About this task:
Could you copy every line of the data that contains "Example"?

Material for this task:
:::

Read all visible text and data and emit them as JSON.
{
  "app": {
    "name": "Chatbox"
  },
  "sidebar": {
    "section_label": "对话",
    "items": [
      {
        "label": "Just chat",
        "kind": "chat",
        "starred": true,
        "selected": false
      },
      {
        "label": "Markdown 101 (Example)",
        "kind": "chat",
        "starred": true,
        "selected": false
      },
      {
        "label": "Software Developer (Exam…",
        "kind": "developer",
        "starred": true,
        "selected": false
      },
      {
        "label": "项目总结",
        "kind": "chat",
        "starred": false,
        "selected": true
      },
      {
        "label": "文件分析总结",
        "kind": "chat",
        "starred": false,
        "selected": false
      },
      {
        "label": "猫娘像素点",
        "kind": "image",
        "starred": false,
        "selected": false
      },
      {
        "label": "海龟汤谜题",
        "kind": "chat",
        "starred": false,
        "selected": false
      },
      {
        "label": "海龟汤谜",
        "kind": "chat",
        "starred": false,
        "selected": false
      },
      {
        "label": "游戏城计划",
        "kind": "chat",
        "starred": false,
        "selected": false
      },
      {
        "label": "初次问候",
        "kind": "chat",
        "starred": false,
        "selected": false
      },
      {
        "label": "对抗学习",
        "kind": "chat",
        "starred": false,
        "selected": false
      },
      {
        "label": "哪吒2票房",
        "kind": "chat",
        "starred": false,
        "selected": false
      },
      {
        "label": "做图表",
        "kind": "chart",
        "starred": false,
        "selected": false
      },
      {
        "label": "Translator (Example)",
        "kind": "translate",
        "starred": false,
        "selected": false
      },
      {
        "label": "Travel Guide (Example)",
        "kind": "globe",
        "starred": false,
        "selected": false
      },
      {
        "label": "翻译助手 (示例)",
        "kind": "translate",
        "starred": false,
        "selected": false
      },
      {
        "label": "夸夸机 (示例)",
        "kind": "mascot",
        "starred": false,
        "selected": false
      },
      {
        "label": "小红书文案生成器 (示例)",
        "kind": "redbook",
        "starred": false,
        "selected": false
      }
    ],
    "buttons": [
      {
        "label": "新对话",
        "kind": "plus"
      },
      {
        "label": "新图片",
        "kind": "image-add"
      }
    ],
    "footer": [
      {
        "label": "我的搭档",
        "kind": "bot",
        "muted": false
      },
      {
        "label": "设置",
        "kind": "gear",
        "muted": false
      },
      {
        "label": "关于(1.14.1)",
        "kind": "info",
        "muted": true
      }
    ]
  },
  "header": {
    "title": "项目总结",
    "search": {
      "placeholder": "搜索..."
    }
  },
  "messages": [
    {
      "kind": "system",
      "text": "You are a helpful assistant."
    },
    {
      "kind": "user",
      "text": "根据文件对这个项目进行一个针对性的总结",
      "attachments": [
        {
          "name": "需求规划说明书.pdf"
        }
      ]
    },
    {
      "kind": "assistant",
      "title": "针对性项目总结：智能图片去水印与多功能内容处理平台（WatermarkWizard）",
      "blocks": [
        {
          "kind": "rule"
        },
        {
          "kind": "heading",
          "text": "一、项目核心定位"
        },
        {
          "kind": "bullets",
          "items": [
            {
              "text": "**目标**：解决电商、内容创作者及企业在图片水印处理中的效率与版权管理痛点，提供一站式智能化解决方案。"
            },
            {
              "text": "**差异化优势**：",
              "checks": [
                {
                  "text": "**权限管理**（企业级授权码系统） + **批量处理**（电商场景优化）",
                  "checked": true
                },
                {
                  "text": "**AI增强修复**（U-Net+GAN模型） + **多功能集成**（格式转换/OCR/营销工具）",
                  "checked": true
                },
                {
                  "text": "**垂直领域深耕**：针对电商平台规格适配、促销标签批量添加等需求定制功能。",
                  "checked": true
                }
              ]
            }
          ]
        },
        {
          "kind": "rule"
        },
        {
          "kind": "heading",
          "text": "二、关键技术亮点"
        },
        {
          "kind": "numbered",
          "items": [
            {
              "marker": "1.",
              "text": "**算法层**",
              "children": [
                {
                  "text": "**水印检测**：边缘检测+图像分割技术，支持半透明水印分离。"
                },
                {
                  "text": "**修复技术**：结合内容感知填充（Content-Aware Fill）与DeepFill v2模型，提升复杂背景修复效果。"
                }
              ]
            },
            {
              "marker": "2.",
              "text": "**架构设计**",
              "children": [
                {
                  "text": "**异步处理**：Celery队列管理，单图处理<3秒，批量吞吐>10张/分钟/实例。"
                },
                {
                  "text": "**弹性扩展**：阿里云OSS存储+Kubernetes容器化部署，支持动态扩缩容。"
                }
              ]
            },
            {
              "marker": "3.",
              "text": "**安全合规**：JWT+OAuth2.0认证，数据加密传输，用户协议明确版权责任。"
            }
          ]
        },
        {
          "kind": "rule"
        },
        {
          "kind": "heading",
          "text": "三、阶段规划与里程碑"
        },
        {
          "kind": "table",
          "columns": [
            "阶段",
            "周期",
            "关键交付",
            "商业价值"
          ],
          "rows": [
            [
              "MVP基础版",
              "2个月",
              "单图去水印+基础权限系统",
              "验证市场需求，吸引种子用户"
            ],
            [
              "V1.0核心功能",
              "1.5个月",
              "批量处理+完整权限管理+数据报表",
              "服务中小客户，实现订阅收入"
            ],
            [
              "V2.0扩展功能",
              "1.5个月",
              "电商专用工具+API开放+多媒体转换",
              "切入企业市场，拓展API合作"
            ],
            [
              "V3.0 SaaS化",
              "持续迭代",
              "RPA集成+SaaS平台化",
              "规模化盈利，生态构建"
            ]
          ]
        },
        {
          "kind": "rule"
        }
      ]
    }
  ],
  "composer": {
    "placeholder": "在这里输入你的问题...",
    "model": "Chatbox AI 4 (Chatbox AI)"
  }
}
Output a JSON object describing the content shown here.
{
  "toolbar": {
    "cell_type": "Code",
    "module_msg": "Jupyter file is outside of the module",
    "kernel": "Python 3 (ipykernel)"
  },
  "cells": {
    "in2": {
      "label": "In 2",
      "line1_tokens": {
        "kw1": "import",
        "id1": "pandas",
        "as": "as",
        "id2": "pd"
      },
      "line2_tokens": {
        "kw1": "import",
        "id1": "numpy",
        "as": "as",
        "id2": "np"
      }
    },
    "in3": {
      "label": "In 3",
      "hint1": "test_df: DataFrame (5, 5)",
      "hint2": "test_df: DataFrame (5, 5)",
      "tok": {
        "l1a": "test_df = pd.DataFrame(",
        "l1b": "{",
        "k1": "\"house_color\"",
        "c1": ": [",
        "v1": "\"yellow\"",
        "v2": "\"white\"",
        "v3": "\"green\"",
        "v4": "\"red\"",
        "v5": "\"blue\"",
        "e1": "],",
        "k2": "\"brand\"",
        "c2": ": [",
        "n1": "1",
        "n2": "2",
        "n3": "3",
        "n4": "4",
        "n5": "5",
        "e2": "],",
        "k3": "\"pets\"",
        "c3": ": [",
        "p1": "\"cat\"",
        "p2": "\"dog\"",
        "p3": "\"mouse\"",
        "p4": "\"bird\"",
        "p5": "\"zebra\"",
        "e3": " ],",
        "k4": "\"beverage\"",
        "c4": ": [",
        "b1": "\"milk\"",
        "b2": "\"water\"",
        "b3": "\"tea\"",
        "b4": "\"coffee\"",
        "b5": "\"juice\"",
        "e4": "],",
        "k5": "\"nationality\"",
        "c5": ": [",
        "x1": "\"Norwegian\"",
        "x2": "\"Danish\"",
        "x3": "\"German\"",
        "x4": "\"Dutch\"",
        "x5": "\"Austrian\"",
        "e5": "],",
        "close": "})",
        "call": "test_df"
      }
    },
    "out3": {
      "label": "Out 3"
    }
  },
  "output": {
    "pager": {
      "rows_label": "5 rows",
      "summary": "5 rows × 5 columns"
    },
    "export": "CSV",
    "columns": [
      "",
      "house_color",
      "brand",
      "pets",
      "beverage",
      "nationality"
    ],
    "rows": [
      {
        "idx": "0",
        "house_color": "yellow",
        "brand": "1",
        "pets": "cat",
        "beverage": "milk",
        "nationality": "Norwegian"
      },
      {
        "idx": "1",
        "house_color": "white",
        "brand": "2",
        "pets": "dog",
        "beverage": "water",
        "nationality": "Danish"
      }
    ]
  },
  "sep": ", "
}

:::

Expected output:
        "label": "Markdown 101 (Example)",
        "label": "Translator (Example)",
        "label": "Travel Guide (Example)",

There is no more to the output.